● Excerpted data
"""
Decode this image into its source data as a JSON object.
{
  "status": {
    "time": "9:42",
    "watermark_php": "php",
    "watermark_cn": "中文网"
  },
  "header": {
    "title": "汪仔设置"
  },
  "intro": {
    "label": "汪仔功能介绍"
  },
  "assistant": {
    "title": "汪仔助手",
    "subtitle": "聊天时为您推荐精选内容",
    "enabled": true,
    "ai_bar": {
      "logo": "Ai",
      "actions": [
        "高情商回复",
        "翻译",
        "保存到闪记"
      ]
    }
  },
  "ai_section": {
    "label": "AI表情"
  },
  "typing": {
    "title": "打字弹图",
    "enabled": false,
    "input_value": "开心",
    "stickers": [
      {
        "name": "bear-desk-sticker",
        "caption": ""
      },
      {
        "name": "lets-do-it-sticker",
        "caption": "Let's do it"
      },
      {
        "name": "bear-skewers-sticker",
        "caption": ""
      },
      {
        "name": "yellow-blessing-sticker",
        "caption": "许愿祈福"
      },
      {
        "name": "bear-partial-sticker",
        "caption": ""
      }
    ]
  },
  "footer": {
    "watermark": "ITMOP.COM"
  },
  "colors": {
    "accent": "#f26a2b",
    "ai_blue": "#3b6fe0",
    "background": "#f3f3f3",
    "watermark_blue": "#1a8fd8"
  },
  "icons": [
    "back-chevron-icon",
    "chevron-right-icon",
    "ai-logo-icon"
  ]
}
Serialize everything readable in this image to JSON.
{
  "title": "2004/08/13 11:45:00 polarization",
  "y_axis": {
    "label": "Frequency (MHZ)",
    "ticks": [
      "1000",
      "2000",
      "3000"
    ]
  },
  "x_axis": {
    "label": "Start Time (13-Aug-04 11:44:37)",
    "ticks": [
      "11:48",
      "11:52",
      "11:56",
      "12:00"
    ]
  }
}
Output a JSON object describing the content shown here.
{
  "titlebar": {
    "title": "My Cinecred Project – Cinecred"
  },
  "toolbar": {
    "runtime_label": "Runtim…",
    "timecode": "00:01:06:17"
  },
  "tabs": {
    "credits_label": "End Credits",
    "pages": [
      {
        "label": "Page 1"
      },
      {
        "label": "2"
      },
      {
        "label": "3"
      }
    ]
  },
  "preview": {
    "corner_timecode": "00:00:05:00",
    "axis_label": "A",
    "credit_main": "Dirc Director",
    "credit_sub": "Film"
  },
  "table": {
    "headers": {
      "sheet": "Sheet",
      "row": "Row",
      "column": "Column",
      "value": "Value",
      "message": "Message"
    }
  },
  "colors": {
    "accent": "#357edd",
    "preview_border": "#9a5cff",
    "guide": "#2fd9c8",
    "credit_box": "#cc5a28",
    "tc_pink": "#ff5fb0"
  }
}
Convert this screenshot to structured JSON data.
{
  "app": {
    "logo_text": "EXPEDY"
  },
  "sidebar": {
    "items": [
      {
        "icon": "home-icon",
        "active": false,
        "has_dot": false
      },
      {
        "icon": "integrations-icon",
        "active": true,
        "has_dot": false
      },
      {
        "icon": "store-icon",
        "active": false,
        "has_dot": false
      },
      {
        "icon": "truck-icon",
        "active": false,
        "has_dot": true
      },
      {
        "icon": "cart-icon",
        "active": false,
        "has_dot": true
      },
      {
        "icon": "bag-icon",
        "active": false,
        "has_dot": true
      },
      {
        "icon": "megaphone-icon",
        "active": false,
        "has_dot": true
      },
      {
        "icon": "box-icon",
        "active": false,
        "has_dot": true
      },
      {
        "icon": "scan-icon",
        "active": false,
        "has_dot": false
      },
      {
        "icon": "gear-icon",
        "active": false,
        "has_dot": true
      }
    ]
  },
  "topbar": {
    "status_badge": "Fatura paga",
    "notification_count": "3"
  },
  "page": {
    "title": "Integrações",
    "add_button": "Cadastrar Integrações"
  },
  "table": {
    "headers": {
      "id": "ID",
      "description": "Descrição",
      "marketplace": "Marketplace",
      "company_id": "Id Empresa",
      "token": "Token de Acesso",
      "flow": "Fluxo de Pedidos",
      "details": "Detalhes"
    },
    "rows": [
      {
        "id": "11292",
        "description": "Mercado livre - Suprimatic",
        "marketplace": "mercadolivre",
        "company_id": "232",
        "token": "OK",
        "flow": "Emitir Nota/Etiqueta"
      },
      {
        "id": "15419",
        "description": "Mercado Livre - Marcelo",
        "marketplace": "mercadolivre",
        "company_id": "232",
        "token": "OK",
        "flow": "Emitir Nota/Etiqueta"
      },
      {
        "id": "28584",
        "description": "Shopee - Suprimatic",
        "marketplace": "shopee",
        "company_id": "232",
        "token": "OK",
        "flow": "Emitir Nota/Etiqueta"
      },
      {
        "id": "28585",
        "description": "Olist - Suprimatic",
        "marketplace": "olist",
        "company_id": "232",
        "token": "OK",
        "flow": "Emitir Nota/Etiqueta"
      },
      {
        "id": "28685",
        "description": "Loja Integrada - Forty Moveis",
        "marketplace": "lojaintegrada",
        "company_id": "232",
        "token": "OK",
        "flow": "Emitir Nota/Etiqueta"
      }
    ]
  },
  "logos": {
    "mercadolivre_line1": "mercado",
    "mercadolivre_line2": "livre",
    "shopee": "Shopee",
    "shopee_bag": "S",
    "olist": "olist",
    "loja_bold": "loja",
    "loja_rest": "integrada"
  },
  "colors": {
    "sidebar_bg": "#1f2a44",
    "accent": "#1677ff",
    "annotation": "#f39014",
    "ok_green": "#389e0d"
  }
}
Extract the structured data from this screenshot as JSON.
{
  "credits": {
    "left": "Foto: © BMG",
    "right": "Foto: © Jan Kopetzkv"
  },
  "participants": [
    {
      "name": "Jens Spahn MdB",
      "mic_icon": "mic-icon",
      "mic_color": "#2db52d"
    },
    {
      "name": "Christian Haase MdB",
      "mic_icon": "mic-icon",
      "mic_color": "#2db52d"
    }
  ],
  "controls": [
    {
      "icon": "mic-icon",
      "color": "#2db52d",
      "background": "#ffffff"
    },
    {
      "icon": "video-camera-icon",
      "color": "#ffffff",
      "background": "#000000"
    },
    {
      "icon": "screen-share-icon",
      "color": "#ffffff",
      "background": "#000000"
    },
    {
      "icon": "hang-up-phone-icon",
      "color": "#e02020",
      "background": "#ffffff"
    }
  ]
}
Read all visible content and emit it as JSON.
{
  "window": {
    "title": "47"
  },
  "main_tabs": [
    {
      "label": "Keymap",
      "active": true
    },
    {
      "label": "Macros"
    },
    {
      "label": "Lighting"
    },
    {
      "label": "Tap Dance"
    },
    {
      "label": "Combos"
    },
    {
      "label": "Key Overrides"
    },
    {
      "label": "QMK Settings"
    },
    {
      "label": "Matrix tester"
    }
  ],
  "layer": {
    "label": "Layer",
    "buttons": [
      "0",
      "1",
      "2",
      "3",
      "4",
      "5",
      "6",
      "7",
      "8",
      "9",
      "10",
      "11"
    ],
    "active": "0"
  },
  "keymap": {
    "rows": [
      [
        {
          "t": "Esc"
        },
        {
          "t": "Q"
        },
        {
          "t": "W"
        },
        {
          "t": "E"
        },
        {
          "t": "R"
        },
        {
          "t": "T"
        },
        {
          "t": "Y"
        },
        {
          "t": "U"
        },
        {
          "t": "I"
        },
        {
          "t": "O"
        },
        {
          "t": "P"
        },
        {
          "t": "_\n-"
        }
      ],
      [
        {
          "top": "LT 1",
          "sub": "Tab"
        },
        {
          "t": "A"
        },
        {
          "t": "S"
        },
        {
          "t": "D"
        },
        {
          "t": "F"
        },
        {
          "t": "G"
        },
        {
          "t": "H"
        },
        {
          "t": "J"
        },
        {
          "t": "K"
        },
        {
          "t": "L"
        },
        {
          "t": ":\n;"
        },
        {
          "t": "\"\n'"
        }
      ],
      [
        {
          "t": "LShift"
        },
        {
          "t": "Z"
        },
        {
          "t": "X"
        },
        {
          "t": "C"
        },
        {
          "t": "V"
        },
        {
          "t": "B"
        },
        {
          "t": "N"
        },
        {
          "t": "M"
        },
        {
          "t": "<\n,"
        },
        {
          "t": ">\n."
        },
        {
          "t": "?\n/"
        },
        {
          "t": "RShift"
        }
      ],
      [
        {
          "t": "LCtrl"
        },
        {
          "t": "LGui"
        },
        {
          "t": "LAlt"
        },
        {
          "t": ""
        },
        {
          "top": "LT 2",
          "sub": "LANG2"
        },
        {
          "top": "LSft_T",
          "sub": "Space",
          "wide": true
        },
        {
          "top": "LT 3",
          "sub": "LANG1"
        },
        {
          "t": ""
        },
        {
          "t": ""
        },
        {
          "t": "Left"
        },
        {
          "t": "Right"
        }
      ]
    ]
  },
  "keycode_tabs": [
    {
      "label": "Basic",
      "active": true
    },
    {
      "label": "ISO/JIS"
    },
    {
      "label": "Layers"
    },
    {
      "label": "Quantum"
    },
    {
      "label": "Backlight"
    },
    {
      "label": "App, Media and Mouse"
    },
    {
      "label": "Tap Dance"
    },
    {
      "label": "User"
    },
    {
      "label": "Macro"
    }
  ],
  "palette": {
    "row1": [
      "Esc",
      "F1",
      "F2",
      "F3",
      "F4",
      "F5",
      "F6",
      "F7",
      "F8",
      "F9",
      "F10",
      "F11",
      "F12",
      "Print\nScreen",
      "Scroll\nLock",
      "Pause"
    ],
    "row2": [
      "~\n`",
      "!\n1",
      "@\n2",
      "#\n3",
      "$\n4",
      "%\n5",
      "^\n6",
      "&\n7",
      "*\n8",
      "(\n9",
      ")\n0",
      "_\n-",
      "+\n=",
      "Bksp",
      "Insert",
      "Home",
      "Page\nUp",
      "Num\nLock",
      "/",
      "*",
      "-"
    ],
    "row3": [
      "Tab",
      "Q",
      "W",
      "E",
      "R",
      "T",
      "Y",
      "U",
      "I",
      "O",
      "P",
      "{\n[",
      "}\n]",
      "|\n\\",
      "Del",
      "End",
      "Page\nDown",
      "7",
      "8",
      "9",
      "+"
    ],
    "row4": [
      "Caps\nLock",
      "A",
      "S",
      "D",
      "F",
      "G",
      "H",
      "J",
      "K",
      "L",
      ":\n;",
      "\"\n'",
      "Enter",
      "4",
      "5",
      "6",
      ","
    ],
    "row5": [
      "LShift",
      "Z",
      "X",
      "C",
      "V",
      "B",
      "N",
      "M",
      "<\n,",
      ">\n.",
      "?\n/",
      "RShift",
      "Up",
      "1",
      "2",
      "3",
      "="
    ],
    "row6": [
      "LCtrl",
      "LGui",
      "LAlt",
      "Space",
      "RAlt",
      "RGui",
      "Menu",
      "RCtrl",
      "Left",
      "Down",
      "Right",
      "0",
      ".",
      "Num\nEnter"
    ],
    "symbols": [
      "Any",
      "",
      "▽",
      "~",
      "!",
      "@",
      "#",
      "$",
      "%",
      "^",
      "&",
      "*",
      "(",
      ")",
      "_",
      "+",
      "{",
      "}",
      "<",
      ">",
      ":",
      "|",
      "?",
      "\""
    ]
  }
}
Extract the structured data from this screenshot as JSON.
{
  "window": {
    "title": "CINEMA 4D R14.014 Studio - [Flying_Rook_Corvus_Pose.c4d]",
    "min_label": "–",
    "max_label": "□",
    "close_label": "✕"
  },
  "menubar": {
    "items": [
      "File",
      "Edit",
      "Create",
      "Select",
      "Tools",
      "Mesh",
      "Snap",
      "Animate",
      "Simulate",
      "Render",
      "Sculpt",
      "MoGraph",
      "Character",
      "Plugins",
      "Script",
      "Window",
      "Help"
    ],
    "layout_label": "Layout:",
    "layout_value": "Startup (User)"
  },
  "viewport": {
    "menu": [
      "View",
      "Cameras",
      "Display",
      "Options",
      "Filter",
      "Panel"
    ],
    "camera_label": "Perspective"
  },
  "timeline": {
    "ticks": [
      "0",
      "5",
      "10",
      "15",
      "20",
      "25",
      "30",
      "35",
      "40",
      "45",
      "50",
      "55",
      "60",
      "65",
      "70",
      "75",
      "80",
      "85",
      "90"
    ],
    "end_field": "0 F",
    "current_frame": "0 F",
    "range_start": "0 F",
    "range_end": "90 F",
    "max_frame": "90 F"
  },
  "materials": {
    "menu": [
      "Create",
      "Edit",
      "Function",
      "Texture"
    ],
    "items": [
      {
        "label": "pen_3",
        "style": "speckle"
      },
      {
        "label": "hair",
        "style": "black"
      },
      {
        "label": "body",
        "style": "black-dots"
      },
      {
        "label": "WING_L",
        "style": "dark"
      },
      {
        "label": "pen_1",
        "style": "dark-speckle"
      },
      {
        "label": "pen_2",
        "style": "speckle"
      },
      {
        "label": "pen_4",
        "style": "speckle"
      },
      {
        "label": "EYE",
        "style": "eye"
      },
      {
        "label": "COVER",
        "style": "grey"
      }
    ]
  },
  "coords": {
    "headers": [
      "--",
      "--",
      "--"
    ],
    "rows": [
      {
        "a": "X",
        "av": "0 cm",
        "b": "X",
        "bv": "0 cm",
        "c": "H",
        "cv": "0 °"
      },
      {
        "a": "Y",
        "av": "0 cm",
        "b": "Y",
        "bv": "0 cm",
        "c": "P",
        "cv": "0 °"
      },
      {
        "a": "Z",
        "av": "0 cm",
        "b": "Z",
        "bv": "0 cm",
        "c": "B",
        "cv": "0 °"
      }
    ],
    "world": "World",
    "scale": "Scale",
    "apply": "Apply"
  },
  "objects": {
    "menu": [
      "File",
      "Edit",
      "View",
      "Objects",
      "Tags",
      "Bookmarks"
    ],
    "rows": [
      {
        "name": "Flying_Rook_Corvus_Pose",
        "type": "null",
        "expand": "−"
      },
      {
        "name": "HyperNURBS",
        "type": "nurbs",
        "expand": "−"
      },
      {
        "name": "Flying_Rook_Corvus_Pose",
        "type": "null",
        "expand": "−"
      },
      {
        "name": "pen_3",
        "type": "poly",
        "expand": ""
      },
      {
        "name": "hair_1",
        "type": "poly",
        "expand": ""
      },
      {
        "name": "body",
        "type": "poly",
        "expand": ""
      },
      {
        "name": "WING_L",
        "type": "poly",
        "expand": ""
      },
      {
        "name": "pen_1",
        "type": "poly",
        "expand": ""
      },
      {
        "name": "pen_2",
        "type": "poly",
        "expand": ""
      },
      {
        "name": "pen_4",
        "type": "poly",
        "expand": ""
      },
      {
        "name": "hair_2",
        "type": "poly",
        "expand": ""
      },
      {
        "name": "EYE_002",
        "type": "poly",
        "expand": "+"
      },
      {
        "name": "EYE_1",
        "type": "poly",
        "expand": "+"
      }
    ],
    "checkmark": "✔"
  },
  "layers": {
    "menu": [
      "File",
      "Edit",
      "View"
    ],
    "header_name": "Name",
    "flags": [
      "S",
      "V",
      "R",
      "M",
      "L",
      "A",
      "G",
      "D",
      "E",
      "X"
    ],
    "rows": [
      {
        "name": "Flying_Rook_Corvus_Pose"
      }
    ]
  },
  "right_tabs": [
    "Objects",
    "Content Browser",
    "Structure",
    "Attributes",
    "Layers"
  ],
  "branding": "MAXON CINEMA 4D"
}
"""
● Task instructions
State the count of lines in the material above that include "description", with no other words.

● Result of this exercise
6